Coding Frameworks:

Caching:

  • Either utilize AWS microservices or…
  • Cache on the server itself with server-side libraries.

As a disclaimer, this is based 100% on my LAMP background and preference. There are 50 ways you can do this in the open-source world with low-cost hosting.

Standing up a simple headless CMS should be something a full-stack developer could do in a single month with full-time effort if even that. In fact, I'm being super generous with that estimate. It would be secure because it lives away from the content presentation layer, hidden from the world. It would be scalable if you used the right micro-services along the way.

What are the economics of building? Let's say you hire an outsourced developer for $150 an hour, and it takes them 160 hours of full-time work to stand up the system. That's about $24,000. Add up a year of hosting and microservices – probably you are at $30,000 total cost – which would allow for a very high traffic figure. This is lower than many headless providers, and the budget impact in subsequent years will be much less. Plus, you own it, are not worried about underlying technology changes with the provider, and you are most definitely not concerned with the provider's viability as an entity—all things worth considering, which we discussed last week.

Surely It Can't Be This Easy…

You're most likely calling me out for a load of BS at this point, and that is fine. You may have some legitimate points about the features and capabilities of licensed headless systems. As an example, how can a company that raised X millions of dollars have a product I can make myself? Well, you can make peanut butter at home too, but Skippy is still being sold around the clock, right?

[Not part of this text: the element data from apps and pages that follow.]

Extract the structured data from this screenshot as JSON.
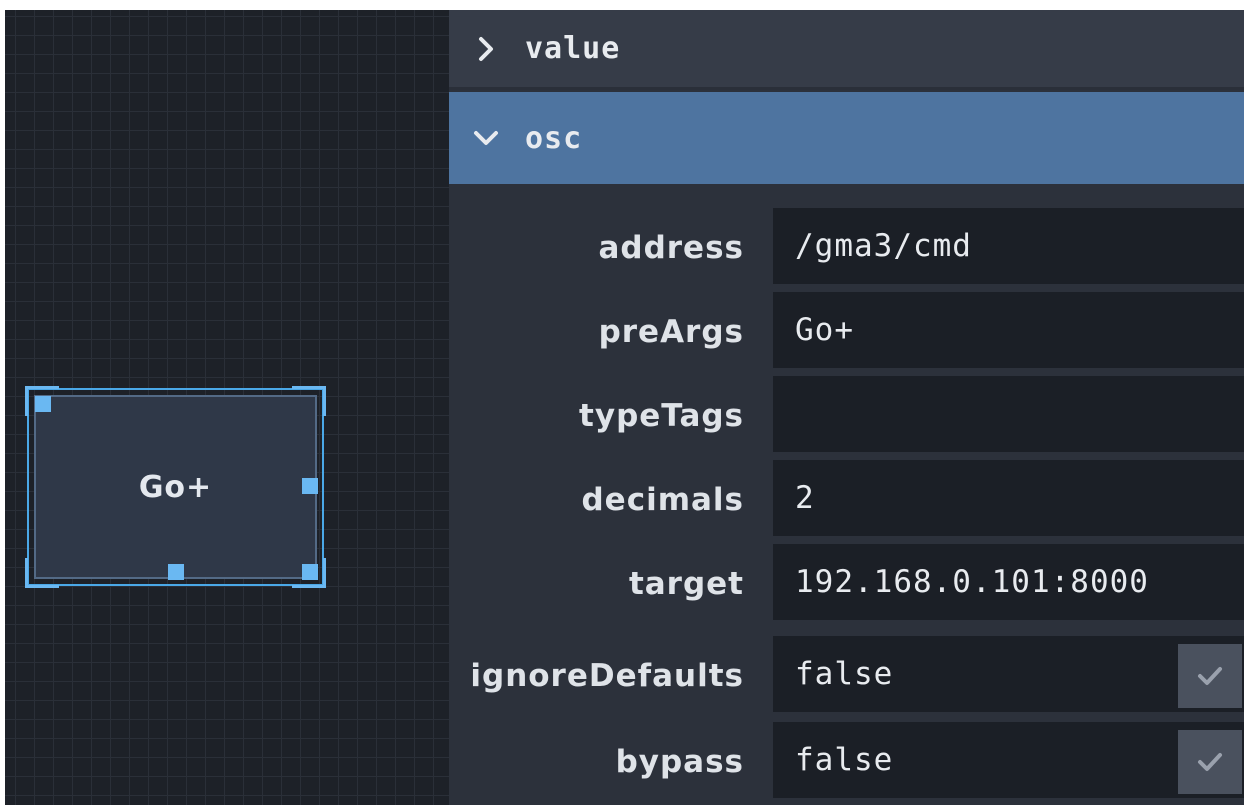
{
  "canvas": {
    "widget": {
      "label": "Go+"
    }
  },
  "inspector": {
    "sections": [
      {
        "title": "value",
        "expanded": false,
        "icon": "chevron-right-icon"
      },
      {
        "title": "osc",
        "expanded": true,
        "icon": "chevron-down-icon"
      }
    ],
    "osc_fields": [
      {
        "label": "address",
        "value": "/gma3/cmd"
      },
      {
        "label": "preArgs",
        "value": "Go+"
      },
      {
        "label": "typeTags",
        "value": ""
      },
      {
        "label": "decimals",
        "value": "2"
      },
      {
        "label": "target",
        "value": "192.168.0.101:8000"
      },
      {
        "label": "ignoreDefaults",
        "value": "false",
        "checkbox_icon": "checkmark-icon"
      },
      {
        "label": "bypass",
        "value": "false",
        "checkbox_icon": "checkmark-icon"
      }
    ]
  },
  "colors": {
    "accent": "#4e74a0",
    "selection": "#4aa8e8",
    "canvas_bg": "#1d2128",
    "panel_bg": "#2c313b"
  }
}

In defense of this approach, I want to make two points for consideration, some of which I mentioned above. First, those licensed systems are designed to handle as many use-cases as possible. This means that they have to spend development time, making sure that the systems can have these various capabilities and compete with a broad range of competitors in the CMS space. Most of their product development resources at this point are going to this type of work and not necessarily improving the architecture of the system, which frankly hasn't got much further of an evolution roadmap at this point.

Secondly, many of the features that make those systems so powerful are taking them more down a path away from what a headless CMS truly is. Remember my assumption: a relatively simple system is required which would make content available for publishing. That's what the use-case for headless CMS is. Everything else on top of that is fluff. You can't build a product category on fluff. Or maybe you can, as there are 30 of these systems out there, at least.

So yes, it is this easy to deploy a real, headless CMS in a production environment.

Wrapping Up

I feel I've said it at least 20 times – I love headless architecture! Almost every custom CMS project we do today is headless or decoupled. I still, however, wonder about the size and scale of the category providing the service. I understand that there are always going to be folks who want to find a software solution for everything, and with that said, there will be licensed headless solutions available for years to come—hopefully, just fewer of them with some level of standardization.

Nevertheless, given the relative simplicity of what headless is, and the fact that even in licensing these solutions you will require expert development support, I couldn't in good faith recommend paying massive license fees for something so easily deployable on your own. Hopefully, this post will help those overcome the fear of bespoke approaches to problems by highlighting how simple they can be, along with the added savings of budget and reduction of overall risk.

New Call-to-action

You might also like ...

  • The Difference Between Traditional and Modern Web Design Projects

    I've been working in this business since 1998. I started by learning simple web design. Then, I learned...

    view
  • Understanding PCI Compliance: Is Your E-Commerce Website Prepared?

    As consumers, many of us have been victims of data breaches with all that entails: locking down accounts,...

    view
  • Security Protocols for Protecting your E-Commerce Application

    Today, it’s easier than ever to engage in online commerce. Software for handling credit cards or e-check...

    view